All entries shown below should be duplicated character for character.
(Extracted information)
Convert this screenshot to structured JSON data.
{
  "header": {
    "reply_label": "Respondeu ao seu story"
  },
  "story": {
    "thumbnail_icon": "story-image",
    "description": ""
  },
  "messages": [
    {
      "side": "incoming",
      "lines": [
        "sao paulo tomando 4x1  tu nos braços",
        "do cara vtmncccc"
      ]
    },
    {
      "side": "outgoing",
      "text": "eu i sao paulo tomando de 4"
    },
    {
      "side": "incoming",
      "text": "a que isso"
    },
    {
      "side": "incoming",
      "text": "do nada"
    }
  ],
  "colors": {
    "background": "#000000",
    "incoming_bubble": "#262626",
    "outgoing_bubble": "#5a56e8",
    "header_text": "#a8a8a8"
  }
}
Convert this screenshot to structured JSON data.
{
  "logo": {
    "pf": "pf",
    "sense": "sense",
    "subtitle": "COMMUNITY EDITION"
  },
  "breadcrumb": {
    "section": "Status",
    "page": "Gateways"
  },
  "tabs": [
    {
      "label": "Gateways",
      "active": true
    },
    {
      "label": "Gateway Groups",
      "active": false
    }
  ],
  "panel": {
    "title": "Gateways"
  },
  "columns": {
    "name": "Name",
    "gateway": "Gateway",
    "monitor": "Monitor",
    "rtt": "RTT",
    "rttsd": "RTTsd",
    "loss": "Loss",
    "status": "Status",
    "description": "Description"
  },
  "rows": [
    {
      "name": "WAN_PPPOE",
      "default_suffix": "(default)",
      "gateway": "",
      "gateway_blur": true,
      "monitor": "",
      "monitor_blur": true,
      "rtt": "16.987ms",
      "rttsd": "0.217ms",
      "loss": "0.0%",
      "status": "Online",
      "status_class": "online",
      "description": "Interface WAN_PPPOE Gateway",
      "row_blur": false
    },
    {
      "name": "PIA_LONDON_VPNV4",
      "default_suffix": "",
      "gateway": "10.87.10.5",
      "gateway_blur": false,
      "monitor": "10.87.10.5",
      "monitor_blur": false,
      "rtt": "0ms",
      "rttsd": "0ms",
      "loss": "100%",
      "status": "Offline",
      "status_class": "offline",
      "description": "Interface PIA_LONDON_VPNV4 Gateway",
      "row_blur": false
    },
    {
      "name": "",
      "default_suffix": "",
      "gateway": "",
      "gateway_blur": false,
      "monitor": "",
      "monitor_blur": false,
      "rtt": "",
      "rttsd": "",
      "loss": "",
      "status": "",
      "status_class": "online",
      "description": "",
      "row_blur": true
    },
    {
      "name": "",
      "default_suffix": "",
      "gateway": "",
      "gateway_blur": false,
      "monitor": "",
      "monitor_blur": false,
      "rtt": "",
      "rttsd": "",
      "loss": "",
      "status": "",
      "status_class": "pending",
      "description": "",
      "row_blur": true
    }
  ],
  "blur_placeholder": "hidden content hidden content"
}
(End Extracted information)
● **Response to the task**:
Convert this screenshot to structured JSON data.
{
  "header": {
    "reply_label": "Respondeu ao seu story"
  },
  "story": {
    "thumbnail_icon": "story-image",
    "description": ""
  },
  "messages": [
    {
      "side": "incoming",
      "lines": [
        "sao paulo tomando 4x1  tu nos braços",
        "do cara vtmncccc"
      ]
    },
    {
      "side": "outgoing",
      "text": "eu i sao paulo tomando de 4"
    },
    {
      "side": "incoming",
      "text": "a que isso"
    },
    {
      "side": "incoming",
      "text": "do nada"
    }
  ],
  "colors": {
    "background": "#000000",
    "incoming_bubble": "#262626",
    "outgoing_bubble": "#5a56e8",
    "header_text": "#a8a8a8"
  }
}
Convert this screenshot to structured JSON data.
{
  "logo": {
    "pf": "pf",
    "sense": "sense",
    "subtitle": "COMMUNITY EDITION"
  },
  "breadcrumb": {
    "section": "Status",
    "page": "Gateways"
  },
  "tabs": [
    {
      "label": "Gateways",
      "active": true
    },
    {
      "label": "Gateway Groups",
      "active": false
    }
  ],
  "panel": {
    "title": "Gateways"
  },
  "columns": {
    "name": "Name",
    "gateway": "Gateway",
    "monitor": "Monitor",
    "rtt": "RTT",
    "rttsd": "RTTsd",
    "loss": "Loss",
    "status": "Status",
    "description": "Description"
  },
  "rows": [
    {
      "name": "WAN_PPPOE",
      "default_suffix": "(default)",
      "gateway": "",
      "gateway_blur": true,
      "monitor": "",
      "monitor_blur": true,
      "rtt": "16.987ms",
      "rttsd": "0.217ms",
      "loss": "0.0%",
      "status": "Online",
      "status_class": "online",
      "description": "Interface WAN_PPPOE Gateway",
      "row_blur": false
    },
    {
      "name": "PIA_LONDON_VPNV4",
      "default_suffix": "",
      "gateway": "10.87.10.5",
      "gateway_blur": false,
      "monitor": "10.87.10.5",
      "monitor_blur": false,
      "rtt": "0ms",
      "rttsd": "0ms",
      "loss": "100%",
      "status": "Offline",
      "status_class": "offline",
      "description": "Interface PIA_LONDON_VPNV4 Gateway",
      "row_blur": false
    },
    {
      "name": "",
      "default_suffix": "",
      "gateway": "",
      "gateway_blur": false,
      "monitor": "",
      "monitor_blur": false,
      "rtt": "",
      "rttsd": "",
      "loss": "",
      "status": "",
      "status_class": "online",
      "description": "",
      "row_blur": true
    },
    {
      "name": "",
      "default_suffix": "",
      "gateway": "",
      "gateway_blur": false,
      "monitor": "",
      "monitor_blur": false,
      "rtt": "",
      "rttsd": "",
      "loss": "",
      "status": "",
      "status_class": "pending",
      "description": "",
      "row_blur": true
    }
  ],
  "blur_placeholder": "hidden content hidden content"
}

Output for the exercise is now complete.